“No pets except for a 10 gallon fish tank.” For many UConn students this was a sad thing to see when first going through your housing requirements. The thought of leaving fluffy the bunny or max the dog at home is almost too much for some students. Even for me, an animal science major, the thought of not being able to bring my collection of feathery and scaled creatures was daunting. But I wasn’t too nervous, as setting up and running different aquariums had been a hobby of mine for many years. So much so that I decided to capitalize on UConn’s pet rules by starting a club that educates students about the aquarium hobby by building its presence on campus. By October of freshman year I was submitting my constitution and other required paperwork for my new organization. Not much later AquaLife club was born with a stellar executive board made up of a few of my recently made friends and none other but Dr. Steven Zinn, the head of of the Animal Science Department, as our advisor.
In the past semester our club has grown into a fully functioning student organization with almost 30 active members, weekly meetings, and our first fish tank project on the schedule. One of the main goals of the club I hoped to achieve when I first formed it was to install and maintain aquarium of different kinds around campus. Almost like the Animal Planet show Tanked but on a smaller scale. I thought the tanks could help with stress relief on an already hectic campus, as fish are proven to help calm humans and ease anxiety, all while increasing knowledge of the hobby. Our first tank will be a 29 gallon freshwater community tank and will be placed in the Animal Science Department.

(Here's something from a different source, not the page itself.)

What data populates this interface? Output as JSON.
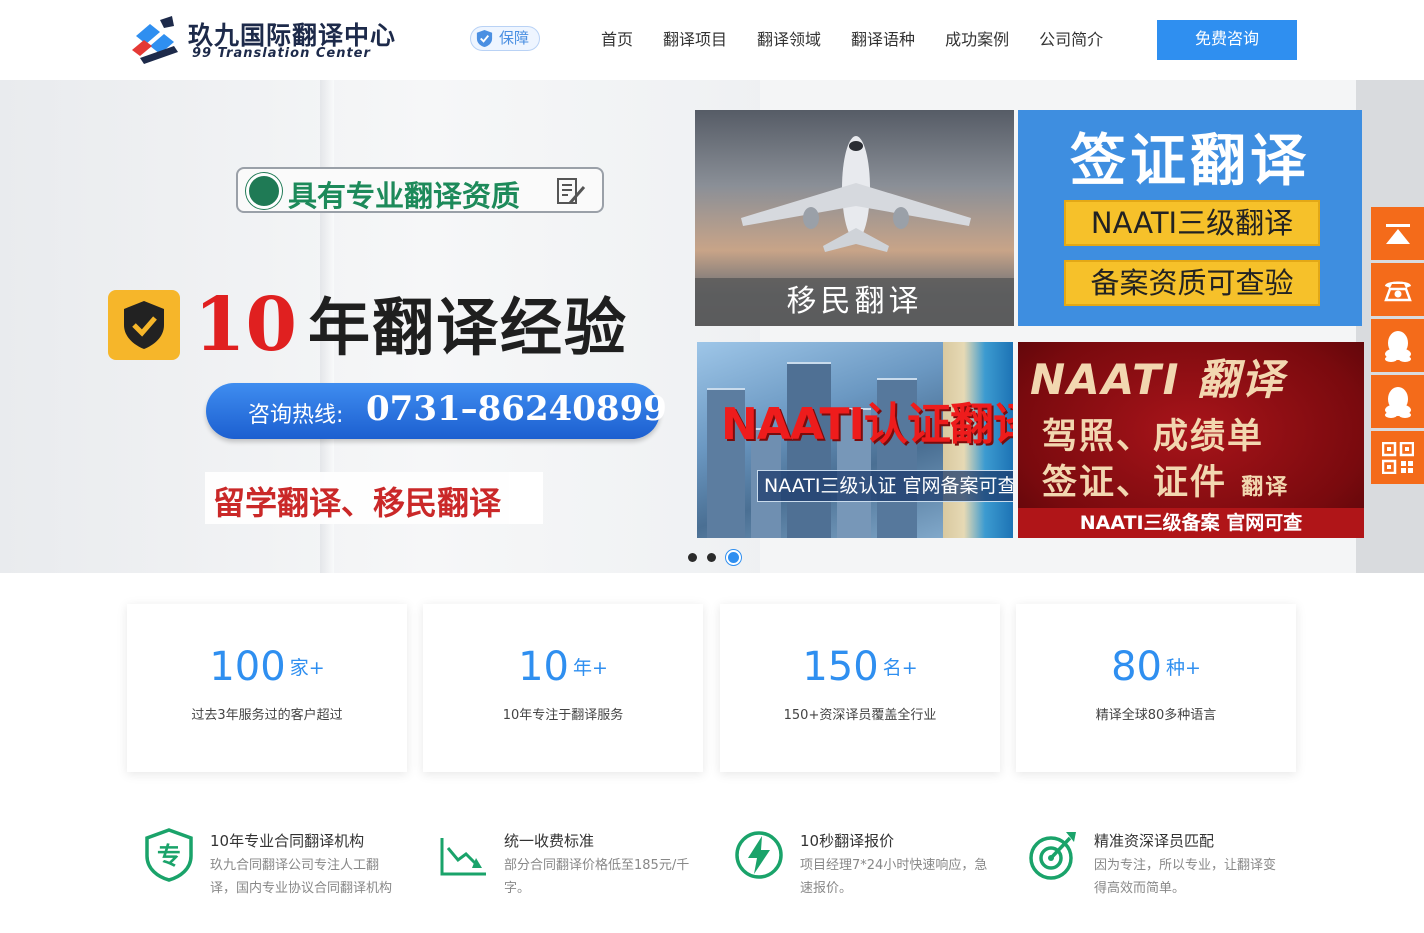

I’m hoping AquaLife club will continue to grow and long outlive my career at UConn. It’s a great example that at UConn you can start a student organization from nothing if you have the passion for it and it is not already offered.